The New York Times reports:
Death rates from cancer have been dropping by an average of 2.1 percent a year recently in the United States, a near doubling of decreases that began in 1993, researchers are reporting.
“Every 1 percent is 5,000 people who aren’t dying,” said Dr. Richard L. Schilsky, a professor of medicine at the University of Chicago and president-elect of the American Society of Clinical Oncology. “That’s a huge sense of progress at this point.”
I've complained in the past that good news like this gets buried or ignored, while even minor bits of bad news make the front pages. In this case the good news was bannered on the front page of USA Today and was the lead story on the CBS Radio News. (It was on page A18 of the Times, but teased on page 1.)
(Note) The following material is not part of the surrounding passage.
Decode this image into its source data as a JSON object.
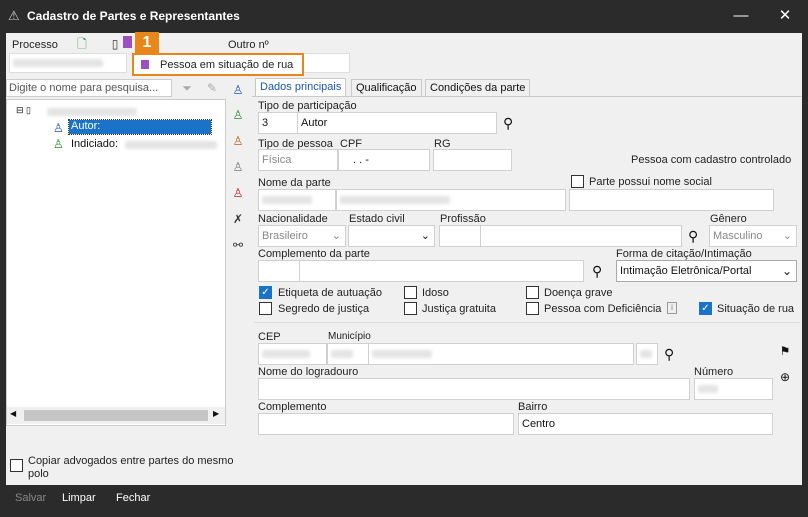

The Times did manage to find the cloud in the silver lining: As is universally the case in all human affairs, the decline is not uniform across all demographic groups. In particular, groups who still have high rates of smoking are not seeing cancer declines as large as other groups. But the news still fits the message of Indur Goklany's book, The Improving State of the World: Why We're Living Longer, Healthier, More Comfortable Lives on a Cleaner Planet